*** Opening of EXERCISE INPUT ***
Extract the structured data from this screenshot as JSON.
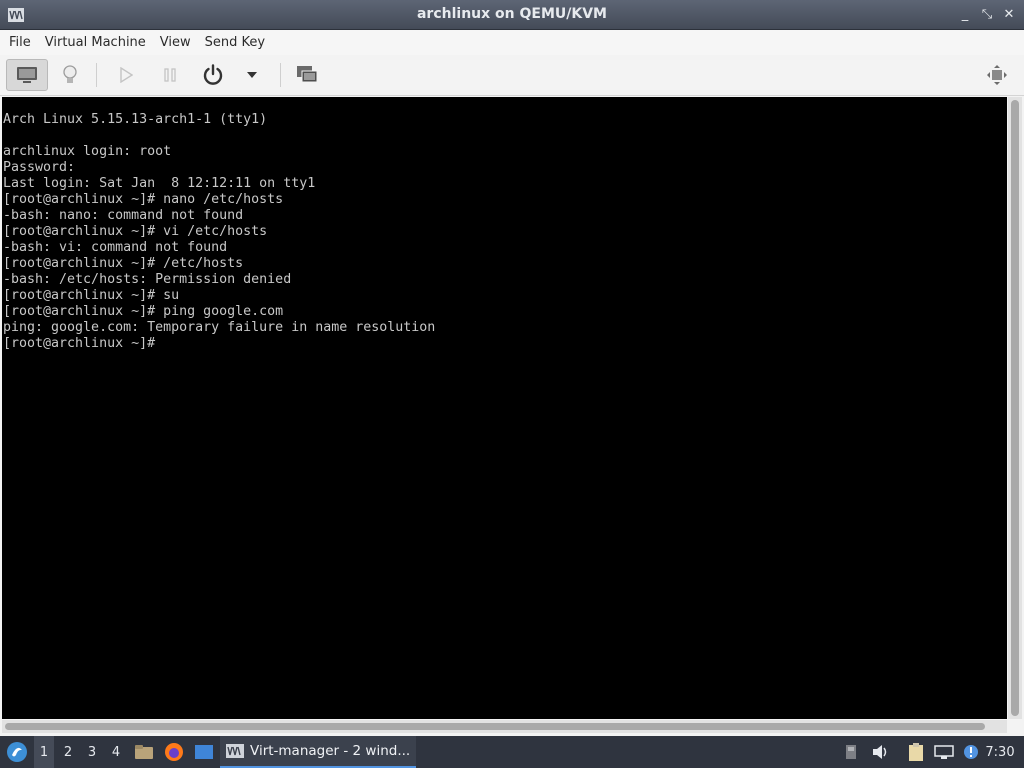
{
  "window": {
    "title": "archlinux on QEMU/KVM",
    "controls": {
      "minimize": "_",
      "restore": "⤡",
      "close": "✕"
    }
  },
  "menu": [
    "File",
    "Virtual Machine",
    "View",
    "Send Key"
  ],
  "toolbar": {
    "icons": [
      "monitor-icon",
      "lightbulb-icon",
      "play-icon",
      "pause-icon",
      "power-icon",
      "dropdown-arrow-icon",
      "screens-icon",
      "fullscreen-icon"
    ]
  },
  "console": {
    "lines": [
      "Arch Linux 5.15.13-arch1-1 (tty1)",
      "",
      "archlinux login: root",
      "Password:",
      "Last login: Sat Jan  8 12:12:11 on tty1",
      "[root@archlinux ~]# nano /etc/hosts",
      "-bash: nano: command not found",
      "[root@archlinux ~]# vi /etc/hosts",
      "-bash: vi: command not found",
      "[root@archlinux ~]# /etc/hosts",
      "-bash: /etc/hosts: Permission denied",
      "[root@archlinux ~]# su",
      "[root@archlinux ~]# ping google.com",
      "ping: google.com: Temporary failure in name resolution",
      "[root@archlinux ~]#"
    ]
  },
  "taskbar": {
    "workspaces": [
      "1",
      "2",
      "3",
      "4"
    ],
    "task_label": "Virt-manager - 2 wind...",
    "clock": "7:30",
    "colors": {
      "accent": "#5294e2",
      "panel": "#2f343f"
    }
  }
}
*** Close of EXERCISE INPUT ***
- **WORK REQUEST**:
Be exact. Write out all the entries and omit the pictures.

- **SOLUTION TO THIS TASK**:
Extract the structured data from this screenshot as JSON.
{
  "window": {
    "title": "archlinux on QEMU/KVM",
    "controls": {
      "minimize": "_",
      "restore": "⤡",
      "close": "✕"
    }
  },
  "menu": [
    "File",
    "Virtual Machine",
    "View",
    "Send Key"
  ],
  "toolbar": {
    "icons": [
      "monitor-icon",
      "lightbulb-icon",
      "play-icon",
      "pause-icon",
      "power-icon",
      "dropdown-arrow-icon",
      "screens-icon",
      "fullscreen-icon"
    ]
  },
  "console": {
    "lines": [
      "Arch Linux 5.15.13-arch1-1 (tty1)",
      "",
      "archlinux login: root",
      "Password:",
      "Last login: Sat Jan  8 12:12:11 on tty1",
      "[root@archlinux ~]# nano /etc/hosts",
      "-bash: nano: command not found",
      "[root@archlinux ~]# vi /etc/hosts",
      "-bash: vi: command not found",
      "[root@archlinux ~]# /etc/hosts",
      "-bash: /etc/hosts: Permission denied",
      "[root@archlinux ~]# su",
      "[root@archlinux ~]# ping google.com",
      "ping: google.com: Temporary failure in name resolution",
      "[root@archlinux ~]#"
    ]
  },
  "taskbar": {
    "workspaces": [
      "1",
      "2",
      "3",
      "4"
    ],
    "task_label": "Virt-manager - 2 wind...",
    "clock": "7:30",
    "colors": {
      "accent": "#5294e2",
      "panel": "#2f343f"
    }
  }
}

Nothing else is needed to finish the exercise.